Patrica Del Pino Roman asks if Mrs. May has reached the ‘River Kwai’ phase of her political career? That stage where her dogged determination to see Brexit thing through has finally blinded her to reality?
In David Lean’s film ‘The Bridge on the river Kwai’, a Lieutenant Colonel Nicholson played by Alec Guinness, leans over the handrail of his newly constructed bridge, completed under protest from his sidekick Clipton, in order to demonstrate to the enemy, the superiority of British engineering. Then clutching his swagger stick, he proudly tells the Japanese commandant that “tonight; maybe tonight” he‘s finally achieved something that compares with “other men’s careers”
Is that how May feels too? Is she seeking comparison with other men’s careers? Despite all the warnings, despite all the protests from those she purports to lead, is she hoping, praying even, to fulfil a destiny that will guarantee her name in the history books? A statue perhaps?
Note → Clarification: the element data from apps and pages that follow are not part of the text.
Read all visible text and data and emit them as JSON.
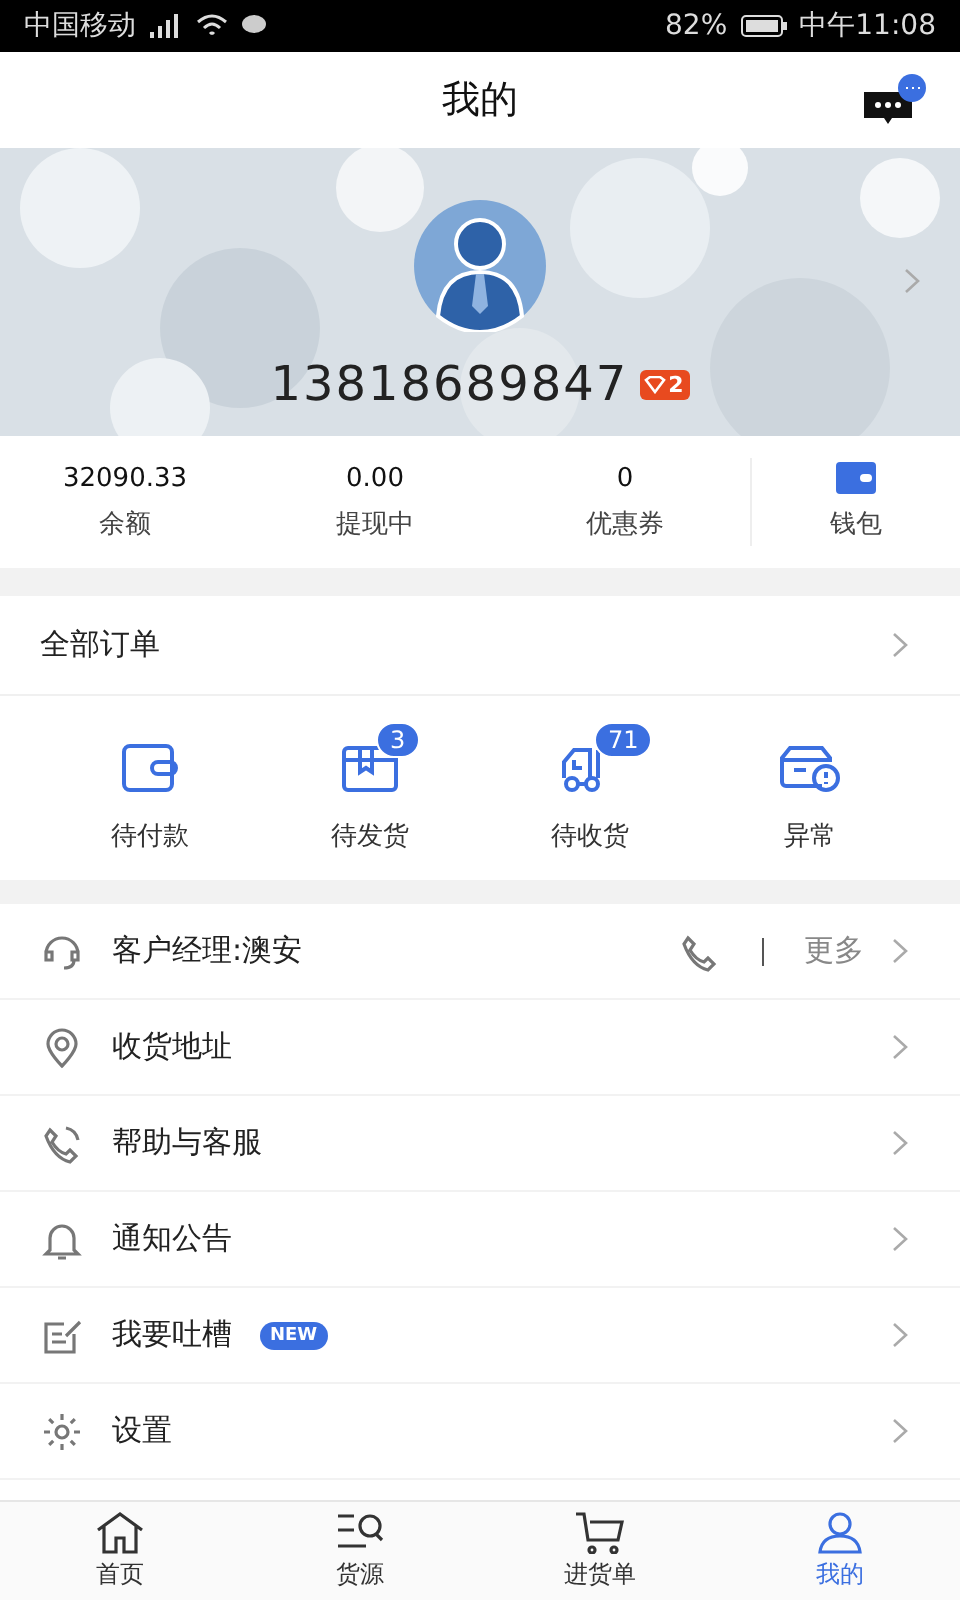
{
  "status_bar": {
    "carrier": "中国移动",
    "battery": "82%",
    "time": "中午11:08"
  },
  "header": {
    "title": "我的"
  },
  "profile": {
    "phone": "13818689847",
    "level": "2"
  },
  "stats": [
    {
      "value": "32090.33",
      "label": "余额"
    },
    {
      "value": "0.00",
      "label": "提现中"
    },
    {
      "value": "0",
      "label": "优惠券"
    }
  ],
  "wallet": {
    "label": "钱包"
  },
  "orders": {
    "title": "全部订单",
    "items": [
      {
        "kind": "pay",
        "label": "待付款"
      },
      {
        "kind": "ship",
        "label": "待发货",
        "badge": "3"
      },
      {
        "kind": "receive",
        "label": "待收货",
        "badge": "71"
      },
      {
        "kind": "issue",
        "label": "异常"
      }
    ]
  },
  "menu": [
    {
      "kind": "manager",
      "label": "客户经理:澳安",
      "more": "更多"
    },
    {
      "kind": "address",
      "label": "收货地址"
    },
    {
      "kind": "help",
      "label": "帮助与客服"
    },
    {
      "kind": "notice",
      "label": "通知公告"
    },
    {
      "kind": "feedback",
      "label": "我要吐槽",
      "tag": "NEW"
    },
    {
      "kind": "settings",
      "label": "设置"
    }
  ],
  "tab_bar": [
    {
      "kind": "home",
      "label": "首页",
      "selected": false
    },
    {
      "kind": "source",
      "label": "货源",
      "selected": false
    },
    {
      "kind": "cart",
      "label": "进货单",
      "selected": false
    },
    {
      "kind": "me",
      "label": "我的",
      "selected": true
    }
  ]
}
Is she taking us to the brink for the sake of glory – her name finally written in lights?
Meanwhile, back in celluloid land, British saboteurs have laid dynamite in order to blow the bridge and here is where Reality and Fantasy merge. Nicholson loses his grip of the swagger stick. It plunges into the river. He looks down and sees the cables. But the train is fast coming down the tracks. There’s very little time left. March 29th 2019 is almost upon us and we have to do something. But will the saboteurs (that’s us) succeed in blowing the bridge? Down on the river bed, Nicholson’s stiff upper lip quivers as he finally realises his treachery.
“What have I done” he says whilst conveniently falling on the detonator that blows the bridge and train to smithereens. Oh Mrs. May, have you too seen the light? Will you too fall on your sword? Let’s leave the last word to the now vindicated Clipton, (Kenneth are you listening?) who shakes his head and mutters “Madness!” Then in case we didn’t hear him, repeats it. “MADNESS!” he declares and we all hear his cry.